# [RECORDS SHOWN]
-*-
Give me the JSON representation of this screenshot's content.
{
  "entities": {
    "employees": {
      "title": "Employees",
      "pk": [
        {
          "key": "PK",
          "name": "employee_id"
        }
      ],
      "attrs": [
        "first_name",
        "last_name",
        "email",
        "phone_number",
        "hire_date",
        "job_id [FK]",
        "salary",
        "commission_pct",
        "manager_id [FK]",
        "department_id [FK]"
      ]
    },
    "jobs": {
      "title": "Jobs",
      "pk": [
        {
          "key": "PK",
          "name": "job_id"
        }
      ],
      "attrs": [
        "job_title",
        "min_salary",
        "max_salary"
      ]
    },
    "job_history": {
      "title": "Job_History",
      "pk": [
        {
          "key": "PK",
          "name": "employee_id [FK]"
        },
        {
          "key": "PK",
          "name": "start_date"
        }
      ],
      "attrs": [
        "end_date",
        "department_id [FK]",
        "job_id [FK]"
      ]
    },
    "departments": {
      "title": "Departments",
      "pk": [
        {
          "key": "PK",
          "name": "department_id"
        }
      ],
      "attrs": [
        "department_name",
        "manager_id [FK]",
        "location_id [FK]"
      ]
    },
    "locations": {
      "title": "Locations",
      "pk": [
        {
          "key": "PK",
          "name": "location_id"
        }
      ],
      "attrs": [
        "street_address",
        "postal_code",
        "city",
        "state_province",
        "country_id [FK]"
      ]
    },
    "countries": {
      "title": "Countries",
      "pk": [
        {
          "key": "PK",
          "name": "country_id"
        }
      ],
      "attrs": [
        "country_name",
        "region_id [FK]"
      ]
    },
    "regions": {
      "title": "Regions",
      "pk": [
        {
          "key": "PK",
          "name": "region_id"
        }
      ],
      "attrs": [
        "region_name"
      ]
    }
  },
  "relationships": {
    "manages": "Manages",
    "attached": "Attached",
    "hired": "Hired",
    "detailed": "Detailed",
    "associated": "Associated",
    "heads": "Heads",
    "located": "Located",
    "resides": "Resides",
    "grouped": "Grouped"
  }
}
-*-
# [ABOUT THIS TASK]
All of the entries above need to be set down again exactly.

# [RESPONSE FOR THIS EXERCISE]
Give me the JSON representation of this screenshot's content.
{
  "entities": {
    "employees": {
      "title": "Employees",
      "pk": [
        {
          "key": "PK",
          "name": "employee_id"
        }
      ],
      "attrs": [
        "first_name",
        "last_name",
        "email",
        "phone_number",
        "hire_date",
        "job_id [FK]",
        "salary",
        "commission_pct",
        "manager_id [FK]",
        "department_id [FK]"
      ]
    },
    "jobs": {
      "title": "Jobs",
      "pk": [
        {
          "key": "PK",
          "name": "job_id"
        }
      ],
      "attrs": [
        "job_title",
        "min_salary",
        "max_salary"
      ]
    },
    "job_history": {
      "title": "Job_History",
      "pk": [
        {
          "key": "PK",
          "name": "employee_id [FK]"
        },
        {
          "key": "PK",
          "name": "start_date"
        }
      ],
      "attrs": [
        "end_date",
        "department_id [FK]",
        "job_id [FK]"
      ]
    },
    "departments": {
      "title": "Departments",
      "pk": [
        {
          "key": "PK",
          "name": "department_id"
        }
      ],
      "attrs": [
        "department_name",
        "manager_id [FK]",
        "location_id [FK]"
      ]
    },
    "locations": {
      "title": "Locations",
      "pk": [
        {
          "key": "PK",
          "name": "location_id"
        }
      ],
      "attrs": [
        "street_address",
        "postal_code",
        "city",
        "state_province",
        "country_id [FK]"
      ]
    },
    "countries": {
      "title": "Countries",
      "pk": [
        {
          "key": "PK",
          "name": "country_id"
        }
      ],
      "attrs": [
        "country_name",
        "region_id [FK]"
      ]
    },
    "regions": {
      "title": "Regions",
      "pk": [
        {
          "key": "PK",
          "name": "region_id"
        }
      ],
      "attrs": [
        "region_name"
      ]
    }
  },
  "relationships": {
    "manages": "Manages",
    "attached": "Attached",
    "hired": "Hired",
    "detailed": "Detailed",
    "associated": "Associated",
    "heads": "Heads",
    "located": "Located",
    "resides": "Resides",
    "grouped": "Grouped"
  }
}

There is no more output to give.